At the start of the year, rather than set you thinking about industry-wide trends in mobile, HTML5, or the third, fourth or (God Forbid) fifth screen, I want to give you my prediction for your organisation:
This year, you’re going to have to mind the gaps – Gaps left behind by reductions in resource; Gaps opened up by new media platforms
You might not have heard, but doing more with less is a common condition in today’s magazine market – Less people, less pages, less money, less time. Unfortunately there’s no magic bullet. You either have to get more productive by working harder or smarter or you have to stop doing something. Working harder is probably not an option at this point, but working smarter probably is.
Are you making the most of your content? Repurposing? Engaging your audience in the content creation process? Are your print and digital workflows integrated?

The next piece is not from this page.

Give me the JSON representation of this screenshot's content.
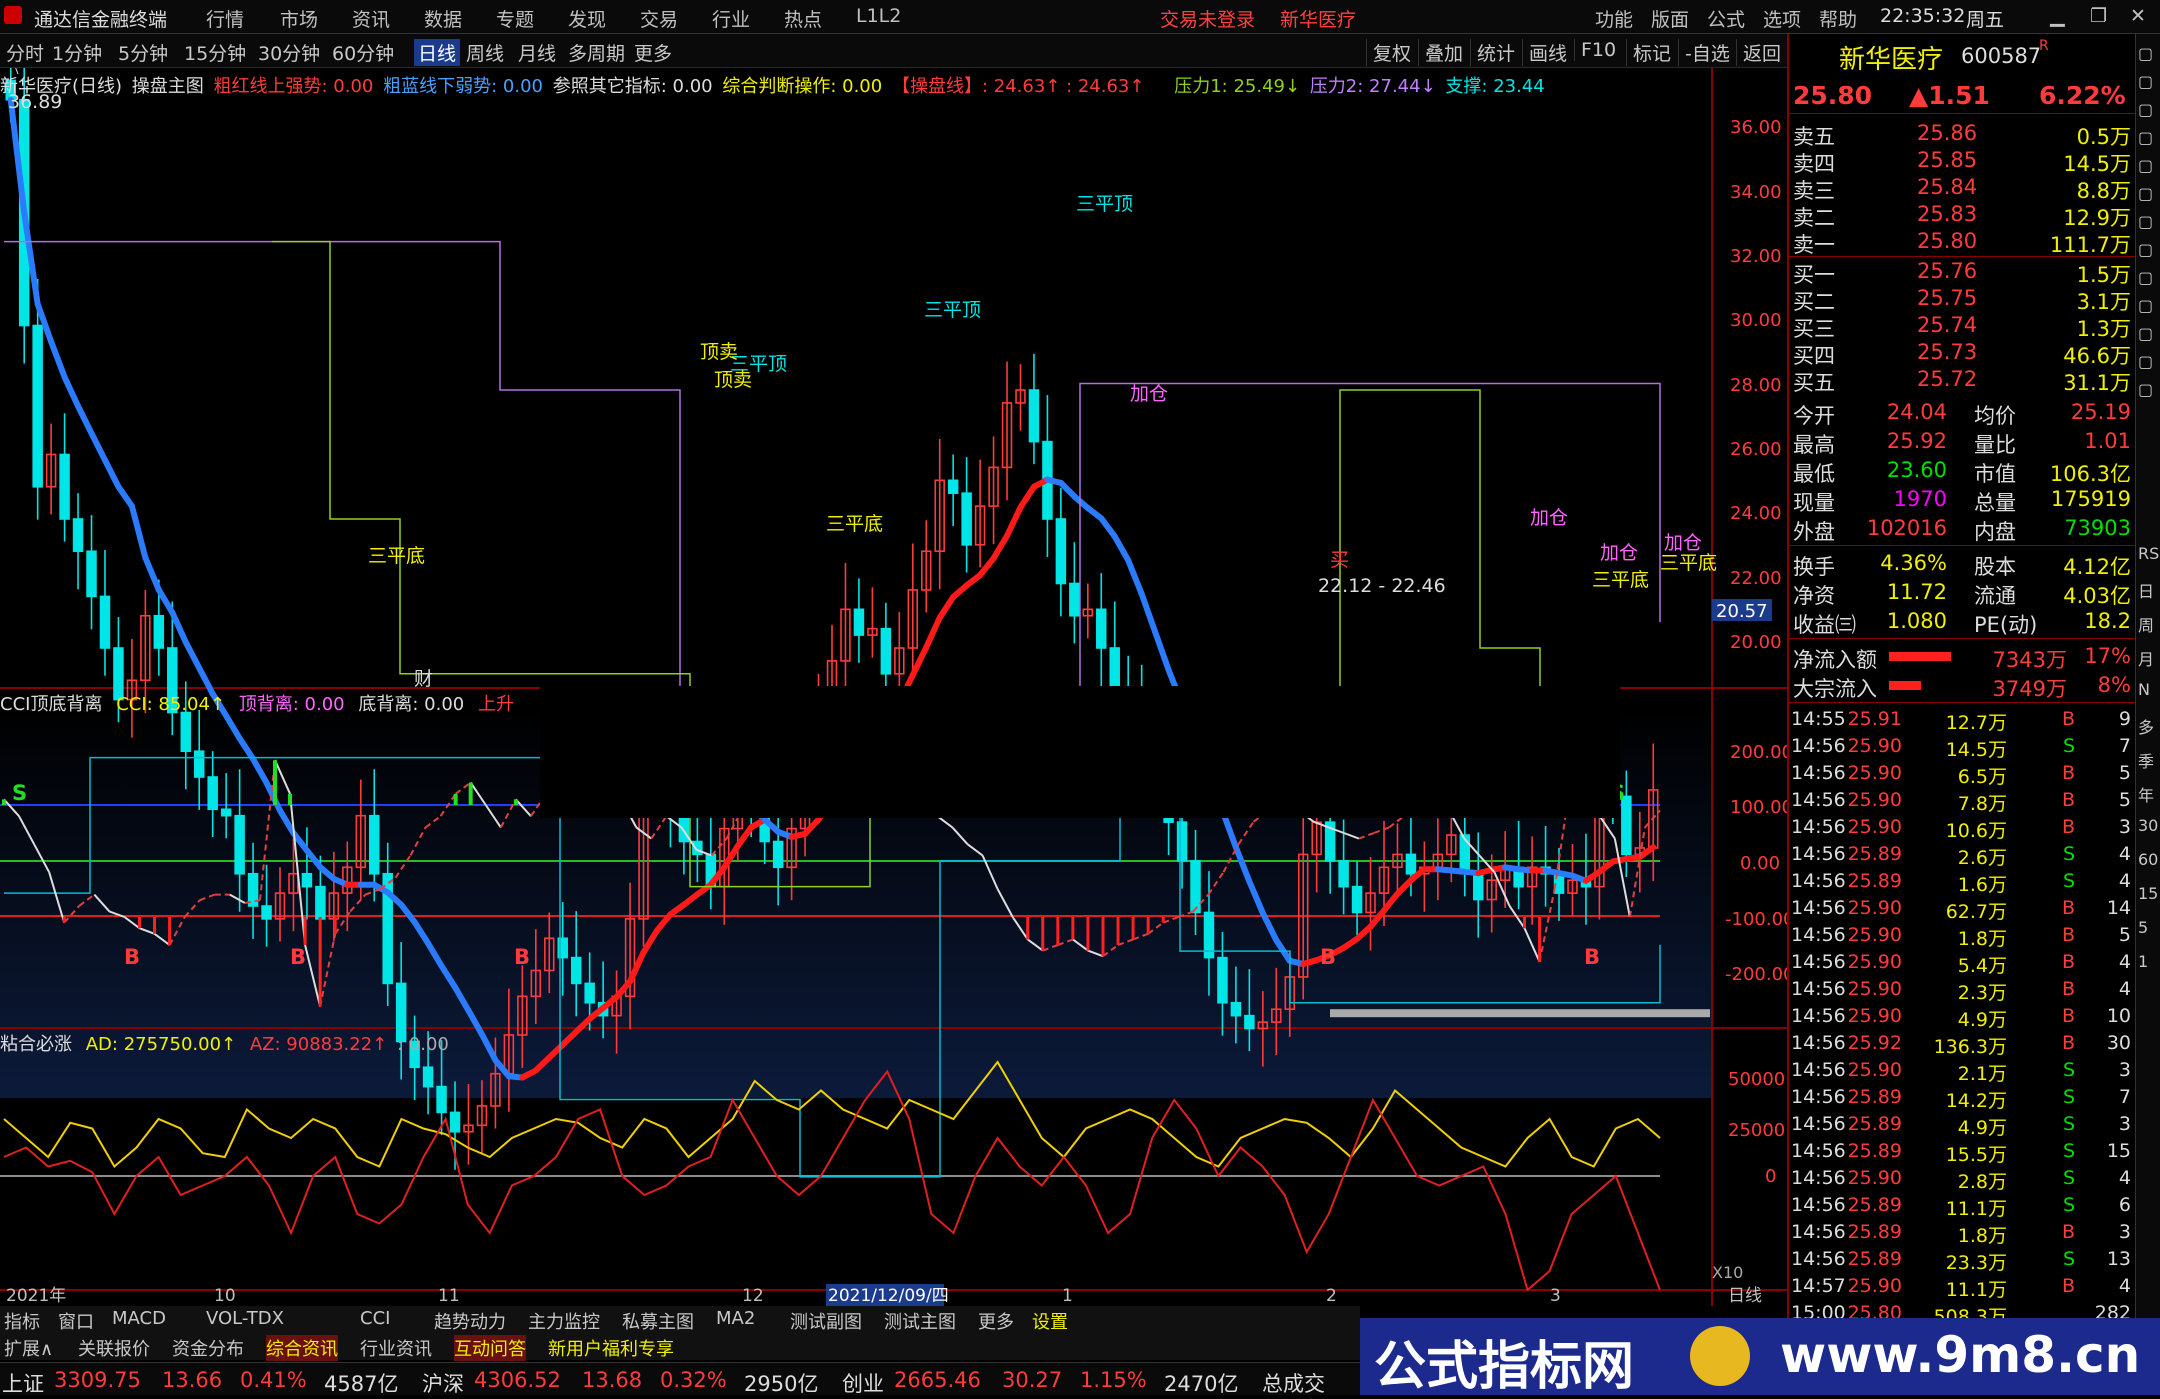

While you’re getting better at working smarter, you also need to look at the gaps left by the reduction in resources and decide if you need to fill them. Pick up what your audience values, reassign it back into your schedule, suck it up. But equally, drop anything that doesn’t add value either to your audience or to your revenue generation efforts. The start of the year is a great time to evaluate all your activity and ask if it’s really worth the effort. Figure out how long it actually takes you do do something and then count subscriptions, single-copy sales, page views, dollars. Measure investment against return. If the figures don’t add up, stop it. Really, stop it.

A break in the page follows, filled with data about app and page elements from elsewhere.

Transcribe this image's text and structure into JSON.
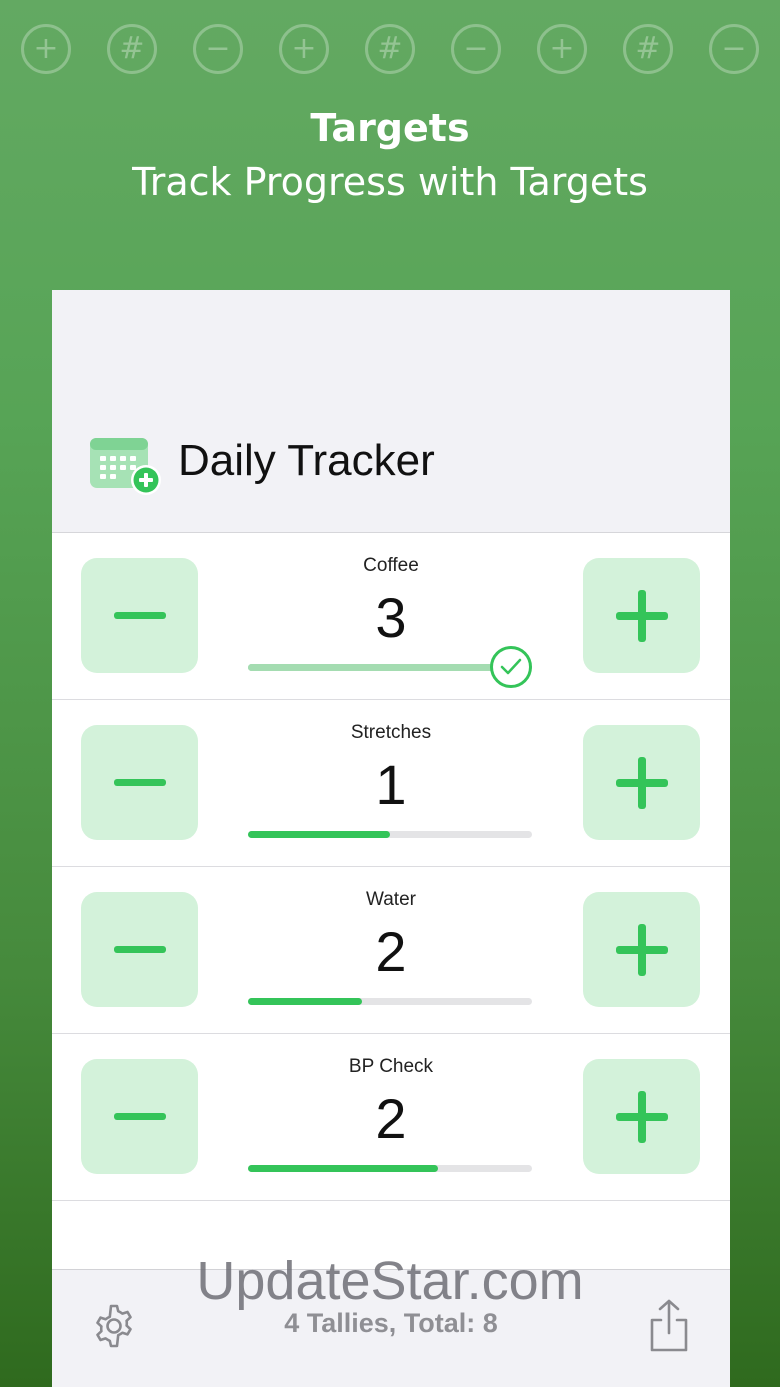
{
  "banner": {
    "headline": "Targets",
    "subheadline": "Track Progress with Targets",
    "icons": [
      {
        "icon": "plus-circle-icon",
        "glyph": "+"
      },
      {
        "icon": "hash-circle-icon",
        "glyph": "#"
      },
      {
        "icon": "minus-circle-icon",
        "glyph": "−"
      },
      {
        "icon": "plus-circle-icon",
        "glyph": "+"
      },
      {
        "icon": "hash-circle-icon",
        "glyph": "#"
      },
      {
        "icon": "minus-circle-icon",
        "glyph": "−"
      },
      {
        "icon": "plus-circle-icon",
        "glyph": "+"
      },
      {
        "icon": "hash-circle-icon",
        "glyph": "#"
      },
      {
        "icon": "minus-circle-icon",
        "glyph": "−"
      }
    ]
  },
  "app": {
    "title": "Daily Tracker",
    "icon": "calendar-add-icon"
  },
  "tallies": [
    {
      "name": "Coffee",
      "count": "3",
      "progress": 1.0,
      "target_met": true
    },
    {
      "name": "Stretches",
      "count": "1",
      "progress": 0.5,
      "target_met": false
    },
    {
      "name": "Water",
      "count": "2",
      "progress": 0.4,
      "target_met": false
    },
    {
      "name": "BP Check",
      "count": "2",
      "progress": 0.67,
      "target_met": false
    }
  ],
  "toolbar": {
    "status": "4 Tallies, Total: 8",
    "settings_icon": "gear-icon",
    "share_icon": "share-icon"
  },
  "watermark": "UpdateStar.com",
  "colors": {
    "accent": "#34c459",
    "button_bg": "#d3f2da",
    "completed_track": "#a4dcb1"
  }
}
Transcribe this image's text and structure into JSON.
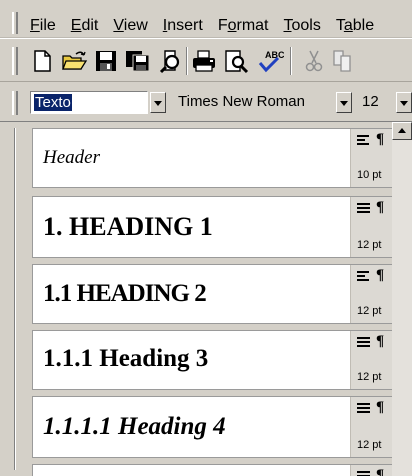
{
  "menu": {
    "items": [
      {
        "label": "File",
        "accel": "F",
        "rest": "ile"
      },
      {
        "label": "Edit",
        "accel": "E",
        "rest": "dit"
      },
      {
        "label": "View",
        "accel": "V",
        "rest": "iew"
      },
      {
        "label": "Insert",
        "accel": "I",
        "rest": "nsert"
      },
      {
        "label": "Format",
        "pre": "F",
        "accel": "o",
        "rest": "rmat"
      },
      {
        "label": "Tools",
        "accel": "T",
        "rest": "ools"
      },
      {
        "label": "Table",
        "pre": "T",
        "accel": "a",
        "rest": "ble"
      }
    ]
  },
  "toolbar": {
    "buttons": [
      "new-icon",
      "open-icon",
      "save-icon",
      "save-all-icon",
      "print-preview-icon",
      "print-icon",
      "preview-icon",
      "spelling-icon",
      "cut-icon",
      "copy-icon"
    ]
  },
  "formatting": {
    "style_value": "Texto",
    "font_value": "Times New Roman",
    "size_value": "12"
  },
  "styles": [
    {
      "text": "Header",
      "size": "10 pt",
      "alignment": "left"
    },
    {
      "text": "1.  HEADING 1",
      "size": "12 pt",
      "alignment": "justify"
    },
    {
      "text": "1.1  HEADING 2",
      "display_small_caps": true,
      "size": "12 pt",
      "alignment": "left"
    },
    {
      "text": "1.1.1  Heading 3",
      "size": "12 pt",
      "alignment": "justify"
    },
    {
      "text": "1.1.1.1  Heading 4",
      "size": "12 pt",
      "alignment": "justify"
    }
  ],
  "colors": {
    "chrome": "#d4d0c8",
    "selection": "#0a246a"
  }
}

Few magazine people want to be bean-counters, but by measuring inputs against outputs you will, at the very least, identify the obvious time wasters and reduce pressure on your resources. At best, you will free up enough time to take on some of the new platforms that can bring you growth.
The biggest danger in 2013 is that you let the pressure on your resources block adoption of new media platforms. It’s the most natural thing in the world to keep on doing what you’ve always done and ignore the newfangled. But if you do that you’ll get what you always got, and you probably won’t need to worry about any of this in 2014.
See new platforms as opportunities not obstacles. This doesn’t mean taking on every technology innovation that you read about. Check out everything that’s interesting, but only spend real time on those that make sense against the needs and habits of your audience. Does your audience consume your content on the move? If they do, then get busy with mobile. Is your audience active on Twitter. If they are, consider Storify as a way to curate their conversation. Do they like round-up or compilations? Then you should give eBooks a go.
Whether you’re considering gaps in your resources or gaps in your media platform, your audience only really cares about gaps in your content. Ask yourself if your audience will notice the holes where there used to be resources or a new media platform has emerged. These are the most dangerous gaps – the spaces where your audience will eventually look for you and you’re just not there.